There are plenty of things that unite us as a species: our need to visit the bathroom, our dislike of Bieber and our seething hatred of corporate e-mail systems. It's the third on that list that's landed Hillary Clinton in hot water since it appears that, in her four years at the state department, she avoided using official email altogether. The former Secretary of State is believed to have conducted all of her business via a personal email account, breaching federal requirements to maintain an automatic record of all communication.In a report by the New York Times, officials can only use non-approved methods of contact when there's no alternative. This ruling is not only to maintain security, but also so that every message can be instantly archived by oversight committees, historians and, eventually, the media. Clinton isn't the only Secretary of State to fall foul of the regulation, however, since Colin Powell was also a fan of using his private email account. Clinton's replacement, John Kerry, is a bit more of a company man, and is the first secretary to "primarily" rely upon his state.gov email account.
Of course, Clinton probably wasn't dashing off too many Emoji-filled missives to other world leaders via her Gmail. In fact, it's more likely than not that most of her work was actually done over the ultra-secure (and top secret) JWICS system. That point is being supported by former Department of Defense official Adam Blickstein, who tweeted in support of the former official.
NYT headline really misleading. Big difference between CLASS & UNCLASS email systems. Solid chance Hillary did ton of work on classified net- Adam Blickstein (@AdamBlickstein) March 3, 2015
.@ExumAM Exactly. Really sloppy reporting. Most of her actual work would exist outside of UNCLASS networks. Easy pushback to stupid story- Adam Blickstein (@AdamBlickstein) March 3, 2015

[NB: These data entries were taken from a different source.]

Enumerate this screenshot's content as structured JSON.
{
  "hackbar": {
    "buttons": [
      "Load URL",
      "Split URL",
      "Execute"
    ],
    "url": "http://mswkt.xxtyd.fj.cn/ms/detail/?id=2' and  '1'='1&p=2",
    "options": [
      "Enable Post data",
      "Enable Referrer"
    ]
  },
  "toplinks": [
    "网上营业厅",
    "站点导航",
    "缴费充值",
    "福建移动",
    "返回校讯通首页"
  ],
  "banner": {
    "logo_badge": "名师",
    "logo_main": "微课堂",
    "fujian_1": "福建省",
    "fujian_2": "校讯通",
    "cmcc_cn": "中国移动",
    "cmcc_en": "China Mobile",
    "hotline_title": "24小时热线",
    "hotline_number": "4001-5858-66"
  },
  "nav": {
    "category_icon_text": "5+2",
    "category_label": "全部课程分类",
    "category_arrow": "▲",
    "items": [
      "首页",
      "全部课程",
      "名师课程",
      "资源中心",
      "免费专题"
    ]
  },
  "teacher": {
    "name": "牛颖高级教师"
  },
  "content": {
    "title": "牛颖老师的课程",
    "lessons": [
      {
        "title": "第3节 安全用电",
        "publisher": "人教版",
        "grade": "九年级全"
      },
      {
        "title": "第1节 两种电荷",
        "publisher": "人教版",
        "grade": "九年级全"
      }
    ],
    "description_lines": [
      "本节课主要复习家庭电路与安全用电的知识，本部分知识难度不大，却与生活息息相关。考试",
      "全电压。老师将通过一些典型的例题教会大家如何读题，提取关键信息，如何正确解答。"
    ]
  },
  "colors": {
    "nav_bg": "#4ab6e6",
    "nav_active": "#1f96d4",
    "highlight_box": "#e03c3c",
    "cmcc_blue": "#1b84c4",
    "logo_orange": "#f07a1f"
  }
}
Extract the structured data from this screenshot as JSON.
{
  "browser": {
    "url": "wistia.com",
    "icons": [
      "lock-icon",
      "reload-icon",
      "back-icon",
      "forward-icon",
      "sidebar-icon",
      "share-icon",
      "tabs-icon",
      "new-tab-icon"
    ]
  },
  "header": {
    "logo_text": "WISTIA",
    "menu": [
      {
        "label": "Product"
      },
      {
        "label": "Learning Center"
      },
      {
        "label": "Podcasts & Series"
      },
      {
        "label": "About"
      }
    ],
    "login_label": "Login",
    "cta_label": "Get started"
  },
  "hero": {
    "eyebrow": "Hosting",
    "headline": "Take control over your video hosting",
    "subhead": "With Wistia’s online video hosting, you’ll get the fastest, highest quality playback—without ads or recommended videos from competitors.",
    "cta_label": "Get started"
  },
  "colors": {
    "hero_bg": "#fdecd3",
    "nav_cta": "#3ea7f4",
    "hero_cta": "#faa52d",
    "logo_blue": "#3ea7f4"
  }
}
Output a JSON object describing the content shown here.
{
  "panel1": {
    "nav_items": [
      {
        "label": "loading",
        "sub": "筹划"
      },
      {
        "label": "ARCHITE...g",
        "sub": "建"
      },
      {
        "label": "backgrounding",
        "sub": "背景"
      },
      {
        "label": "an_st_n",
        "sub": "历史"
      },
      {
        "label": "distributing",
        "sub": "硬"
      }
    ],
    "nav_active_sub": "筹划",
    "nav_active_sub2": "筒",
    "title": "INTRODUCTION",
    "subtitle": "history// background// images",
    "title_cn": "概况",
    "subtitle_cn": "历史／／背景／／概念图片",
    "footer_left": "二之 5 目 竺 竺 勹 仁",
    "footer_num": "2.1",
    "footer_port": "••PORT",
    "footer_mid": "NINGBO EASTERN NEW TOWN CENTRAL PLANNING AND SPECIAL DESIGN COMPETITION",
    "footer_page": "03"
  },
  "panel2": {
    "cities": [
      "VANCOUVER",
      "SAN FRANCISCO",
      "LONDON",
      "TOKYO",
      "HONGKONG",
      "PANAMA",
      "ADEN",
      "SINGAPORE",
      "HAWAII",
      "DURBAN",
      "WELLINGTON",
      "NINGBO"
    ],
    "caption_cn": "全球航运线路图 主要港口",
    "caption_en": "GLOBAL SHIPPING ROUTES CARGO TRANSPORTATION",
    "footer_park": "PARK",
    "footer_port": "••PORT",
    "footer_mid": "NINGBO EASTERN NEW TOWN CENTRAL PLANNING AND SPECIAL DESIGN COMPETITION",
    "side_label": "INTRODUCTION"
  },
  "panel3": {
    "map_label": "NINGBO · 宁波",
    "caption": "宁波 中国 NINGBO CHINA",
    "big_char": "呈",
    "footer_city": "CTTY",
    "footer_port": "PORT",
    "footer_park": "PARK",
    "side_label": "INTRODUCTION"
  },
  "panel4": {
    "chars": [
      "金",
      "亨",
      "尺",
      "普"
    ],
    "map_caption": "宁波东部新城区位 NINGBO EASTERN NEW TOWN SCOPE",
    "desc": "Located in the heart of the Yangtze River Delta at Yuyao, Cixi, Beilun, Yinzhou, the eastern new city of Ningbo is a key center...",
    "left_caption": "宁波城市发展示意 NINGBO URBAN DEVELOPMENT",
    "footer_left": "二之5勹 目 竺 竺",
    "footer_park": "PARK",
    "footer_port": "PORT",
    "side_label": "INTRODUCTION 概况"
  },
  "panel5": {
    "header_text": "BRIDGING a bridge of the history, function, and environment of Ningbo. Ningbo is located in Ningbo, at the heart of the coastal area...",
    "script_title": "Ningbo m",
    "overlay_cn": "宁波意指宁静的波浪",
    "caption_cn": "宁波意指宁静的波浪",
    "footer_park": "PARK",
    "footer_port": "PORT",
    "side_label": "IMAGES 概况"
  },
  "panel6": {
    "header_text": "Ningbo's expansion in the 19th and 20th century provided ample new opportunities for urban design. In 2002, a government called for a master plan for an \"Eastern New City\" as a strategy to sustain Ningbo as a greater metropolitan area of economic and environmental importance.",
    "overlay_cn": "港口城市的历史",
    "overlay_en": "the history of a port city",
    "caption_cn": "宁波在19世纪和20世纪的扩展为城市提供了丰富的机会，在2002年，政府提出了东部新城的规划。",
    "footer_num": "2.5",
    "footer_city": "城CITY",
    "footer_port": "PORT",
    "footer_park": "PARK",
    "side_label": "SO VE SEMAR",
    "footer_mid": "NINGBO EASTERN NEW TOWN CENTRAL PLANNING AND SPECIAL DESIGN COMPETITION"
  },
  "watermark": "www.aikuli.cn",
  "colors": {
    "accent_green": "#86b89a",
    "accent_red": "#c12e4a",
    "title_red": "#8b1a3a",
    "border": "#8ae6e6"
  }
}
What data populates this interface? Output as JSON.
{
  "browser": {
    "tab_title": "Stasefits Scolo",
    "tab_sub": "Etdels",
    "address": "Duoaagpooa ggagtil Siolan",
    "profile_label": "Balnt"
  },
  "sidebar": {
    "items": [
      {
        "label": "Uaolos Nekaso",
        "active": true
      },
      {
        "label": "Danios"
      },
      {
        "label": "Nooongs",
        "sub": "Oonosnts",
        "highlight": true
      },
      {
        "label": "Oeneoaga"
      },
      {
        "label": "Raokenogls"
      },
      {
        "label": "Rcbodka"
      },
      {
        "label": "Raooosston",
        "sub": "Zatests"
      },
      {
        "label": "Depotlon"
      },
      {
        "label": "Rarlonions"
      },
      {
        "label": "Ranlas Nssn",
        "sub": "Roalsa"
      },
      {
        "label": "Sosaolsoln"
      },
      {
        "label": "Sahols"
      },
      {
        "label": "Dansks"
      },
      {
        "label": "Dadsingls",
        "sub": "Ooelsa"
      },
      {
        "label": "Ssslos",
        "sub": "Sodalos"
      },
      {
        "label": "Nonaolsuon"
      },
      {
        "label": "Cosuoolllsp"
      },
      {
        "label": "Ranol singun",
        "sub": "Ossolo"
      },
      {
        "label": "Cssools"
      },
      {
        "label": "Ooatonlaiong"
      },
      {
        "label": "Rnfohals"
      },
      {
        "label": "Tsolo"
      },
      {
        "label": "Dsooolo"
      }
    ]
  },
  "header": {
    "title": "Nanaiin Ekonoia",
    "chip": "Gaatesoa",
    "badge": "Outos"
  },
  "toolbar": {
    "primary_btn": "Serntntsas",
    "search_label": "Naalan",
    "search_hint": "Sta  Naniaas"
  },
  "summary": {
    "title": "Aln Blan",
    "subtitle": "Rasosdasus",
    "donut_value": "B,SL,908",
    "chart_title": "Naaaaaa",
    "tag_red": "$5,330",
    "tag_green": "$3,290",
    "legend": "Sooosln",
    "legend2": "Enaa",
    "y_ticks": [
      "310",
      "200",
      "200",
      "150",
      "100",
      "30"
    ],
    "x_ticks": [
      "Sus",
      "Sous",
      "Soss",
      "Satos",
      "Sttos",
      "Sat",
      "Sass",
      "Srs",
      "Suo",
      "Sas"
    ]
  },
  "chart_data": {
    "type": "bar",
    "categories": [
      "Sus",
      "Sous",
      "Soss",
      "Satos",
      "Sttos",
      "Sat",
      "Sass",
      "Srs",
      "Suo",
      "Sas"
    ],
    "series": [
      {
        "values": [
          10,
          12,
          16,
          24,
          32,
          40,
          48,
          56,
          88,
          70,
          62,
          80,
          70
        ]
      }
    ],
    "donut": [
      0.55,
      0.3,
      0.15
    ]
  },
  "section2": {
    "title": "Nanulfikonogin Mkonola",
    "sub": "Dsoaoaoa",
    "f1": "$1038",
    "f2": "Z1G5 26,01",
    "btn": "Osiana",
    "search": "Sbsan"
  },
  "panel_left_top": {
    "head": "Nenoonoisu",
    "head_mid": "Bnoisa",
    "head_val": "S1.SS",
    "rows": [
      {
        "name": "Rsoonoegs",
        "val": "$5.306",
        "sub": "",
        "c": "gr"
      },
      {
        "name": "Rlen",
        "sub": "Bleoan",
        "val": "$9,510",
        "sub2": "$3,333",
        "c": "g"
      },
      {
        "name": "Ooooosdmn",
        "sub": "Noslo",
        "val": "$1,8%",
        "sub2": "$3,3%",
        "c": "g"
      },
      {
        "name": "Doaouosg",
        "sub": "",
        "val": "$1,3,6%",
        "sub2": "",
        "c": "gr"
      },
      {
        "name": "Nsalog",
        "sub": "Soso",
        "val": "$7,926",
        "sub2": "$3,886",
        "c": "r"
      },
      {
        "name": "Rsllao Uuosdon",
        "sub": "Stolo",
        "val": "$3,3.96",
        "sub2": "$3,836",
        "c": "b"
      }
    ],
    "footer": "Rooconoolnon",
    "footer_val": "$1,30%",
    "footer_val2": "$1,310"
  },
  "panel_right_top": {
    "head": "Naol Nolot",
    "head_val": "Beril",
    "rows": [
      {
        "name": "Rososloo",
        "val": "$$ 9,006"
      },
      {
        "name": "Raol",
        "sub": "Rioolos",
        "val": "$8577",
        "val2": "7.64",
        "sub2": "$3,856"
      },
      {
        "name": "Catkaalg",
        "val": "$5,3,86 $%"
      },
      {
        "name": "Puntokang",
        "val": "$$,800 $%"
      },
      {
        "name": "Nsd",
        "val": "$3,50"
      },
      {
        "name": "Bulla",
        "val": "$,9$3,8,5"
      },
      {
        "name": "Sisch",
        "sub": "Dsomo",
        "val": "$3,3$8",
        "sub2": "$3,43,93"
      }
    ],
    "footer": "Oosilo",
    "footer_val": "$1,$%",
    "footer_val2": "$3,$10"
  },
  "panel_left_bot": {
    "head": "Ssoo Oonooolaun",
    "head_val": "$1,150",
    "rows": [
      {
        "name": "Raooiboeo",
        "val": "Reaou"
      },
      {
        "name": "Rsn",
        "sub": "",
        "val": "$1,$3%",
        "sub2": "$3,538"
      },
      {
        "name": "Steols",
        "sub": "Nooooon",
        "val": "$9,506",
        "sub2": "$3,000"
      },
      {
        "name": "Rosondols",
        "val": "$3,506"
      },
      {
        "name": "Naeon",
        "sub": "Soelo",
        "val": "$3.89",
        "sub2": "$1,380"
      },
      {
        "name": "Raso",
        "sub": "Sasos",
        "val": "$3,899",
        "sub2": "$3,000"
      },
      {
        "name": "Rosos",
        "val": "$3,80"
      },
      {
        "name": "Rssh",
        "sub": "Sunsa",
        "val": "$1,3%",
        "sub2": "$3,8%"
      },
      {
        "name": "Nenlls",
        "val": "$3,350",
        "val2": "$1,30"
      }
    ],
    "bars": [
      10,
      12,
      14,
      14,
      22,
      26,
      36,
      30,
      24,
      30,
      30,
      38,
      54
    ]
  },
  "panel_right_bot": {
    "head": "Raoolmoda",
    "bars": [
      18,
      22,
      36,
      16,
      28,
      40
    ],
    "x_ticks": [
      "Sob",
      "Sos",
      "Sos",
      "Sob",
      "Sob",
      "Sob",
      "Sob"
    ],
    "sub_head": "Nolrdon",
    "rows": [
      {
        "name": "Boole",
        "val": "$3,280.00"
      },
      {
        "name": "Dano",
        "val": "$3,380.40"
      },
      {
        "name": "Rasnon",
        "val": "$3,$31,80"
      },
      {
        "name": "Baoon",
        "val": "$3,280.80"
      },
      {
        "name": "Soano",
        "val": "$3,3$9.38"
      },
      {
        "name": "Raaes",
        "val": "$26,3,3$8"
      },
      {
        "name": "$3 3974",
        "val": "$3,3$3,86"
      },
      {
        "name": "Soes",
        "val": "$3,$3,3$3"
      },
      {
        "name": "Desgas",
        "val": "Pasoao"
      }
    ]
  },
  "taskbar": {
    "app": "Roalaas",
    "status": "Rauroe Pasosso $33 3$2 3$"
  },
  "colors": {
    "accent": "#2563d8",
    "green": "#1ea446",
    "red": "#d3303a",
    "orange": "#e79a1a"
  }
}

So http://t.co/qllv8fxzzJ is hosted email powered by MX Logic, presumably one of their secure email services? Anyone know that platform?- Anil Dash (@anildash) March 3, 2015